» WHAT IS EXPECTED:
In the copy, keep every line below as it is and leave out the pictures.

» SUPPLIED DATA:
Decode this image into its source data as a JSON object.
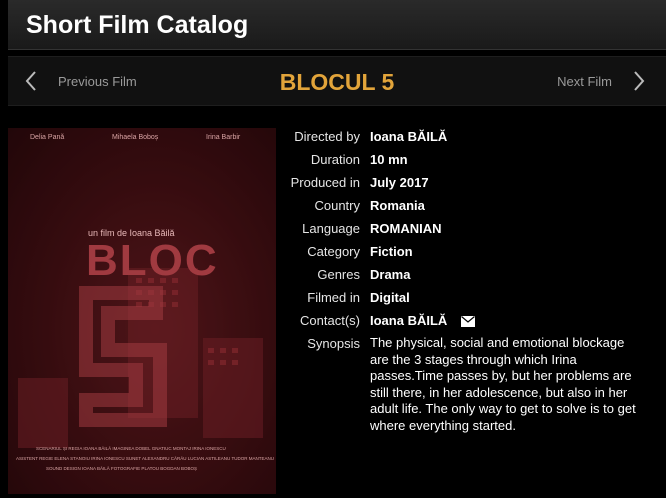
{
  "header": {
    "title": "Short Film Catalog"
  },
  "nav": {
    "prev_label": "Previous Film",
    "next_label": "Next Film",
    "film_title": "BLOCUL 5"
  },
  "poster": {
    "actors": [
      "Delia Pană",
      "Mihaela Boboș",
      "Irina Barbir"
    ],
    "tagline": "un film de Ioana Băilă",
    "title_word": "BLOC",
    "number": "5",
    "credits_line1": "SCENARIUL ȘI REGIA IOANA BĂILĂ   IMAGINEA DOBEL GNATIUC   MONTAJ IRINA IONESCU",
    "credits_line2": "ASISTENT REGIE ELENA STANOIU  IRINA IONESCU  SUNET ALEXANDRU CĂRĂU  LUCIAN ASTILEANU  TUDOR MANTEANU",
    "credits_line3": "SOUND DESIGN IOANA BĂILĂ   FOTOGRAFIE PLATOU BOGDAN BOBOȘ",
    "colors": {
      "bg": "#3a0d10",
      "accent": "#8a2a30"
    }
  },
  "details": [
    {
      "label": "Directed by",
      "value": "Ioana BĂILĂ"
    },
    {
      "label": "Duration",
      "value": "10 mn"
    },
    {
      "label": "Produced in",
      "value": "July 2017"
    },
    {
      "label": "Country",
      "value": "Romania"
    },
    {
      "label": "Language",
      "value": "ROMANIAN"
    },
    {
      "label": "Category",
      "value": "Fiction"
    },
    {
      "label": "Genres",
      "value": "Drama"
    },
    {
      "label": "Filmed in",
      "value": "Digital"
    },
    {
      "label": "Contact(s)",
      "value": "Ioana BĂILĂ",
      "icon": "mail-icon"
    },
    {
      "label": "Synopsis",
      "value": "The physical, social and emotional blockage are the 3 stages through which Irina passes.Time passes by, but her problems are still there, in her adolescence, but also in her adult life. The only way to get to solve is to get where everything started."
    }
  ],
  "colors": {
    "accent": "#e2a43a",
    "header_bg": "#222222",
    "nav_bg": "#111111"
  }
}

» EXERCISE SOLUTION:
Decode this image into its source data as a JSON object.
{
  "header": {
    "title": "Short Film Catalog"
  },
  "nav": {
    "prev_label": "Previous Film",
    "next_label": "Next Film",
    "film_title": "BLOCUL 5"
  },
  "poster": {
    "actors": [
      "Delia Pană",
      "Mihaela Boboș",
      "Irina Barbir"
    ],
    "tagline": "un film de Ioana Băilă",
    "title_word": "BLOC",
    "number": "5",
    "credits_line1": "SCENARIUL ȘI REGIA IOANA BĂILĂ   IMAGINEA DOBEL GNATIUC   MONTAJ IRINA IONESCU",
    "credits_line2": "ASISTENT REGIE ELENA STANOIU  IRINA IONESCU  SUNET ALEXANDRU CĂRĂU  LUCIAN ASTILEANU  TUDOR MANTEANU",
    "credits_line3": "SOUND DESIGN IOANA BĂILĂ   FOTOGRAFIE PLATOU BOGDAN BOBOȘ",
    "colors": {
      "bg": "#3a0d10",
      "accent": "#8a2a30"
    }
  },
  "details": [
    {
      "label": "Directed by",
      "value": "Ioana BĂILĂ"
    },
    {
      "label": "Duration",
      "value": "10 mn"
    },
    {
      "label": "Produced in",
      "value": "July 2017"
    },
    {
      "label": "Country",
      "value": "Romania"
    },
    {
      "label": "Language",
      "value": "ROMANIAN"
    },
    {
      "label": "Category",
      "value": "Fiction"
    },
    {
      "label": "Genres",
      "value": "Drama"
    },
    {
      "label": "Filmed in",
      "value": "Digital"
    },
    {
      "label": "Contact(s)",
      "value": "Ioana BĂILĂ",
      "icon": "mail-icon"
    },
    {
      "label": "Synopsis",
      "value": "The physical, social and emotional blockage are the 3 stages through which Irina passes.Time passes by, but her problems are still there, in her adolescence, but also in her adult life. The only way to get to solve is to get where everything started."
    }
  ],
  "colors": {
    "accent": "#e2a43a",
    "header_bg": "#222222",
    "nav_bg": "#111111"
  }
}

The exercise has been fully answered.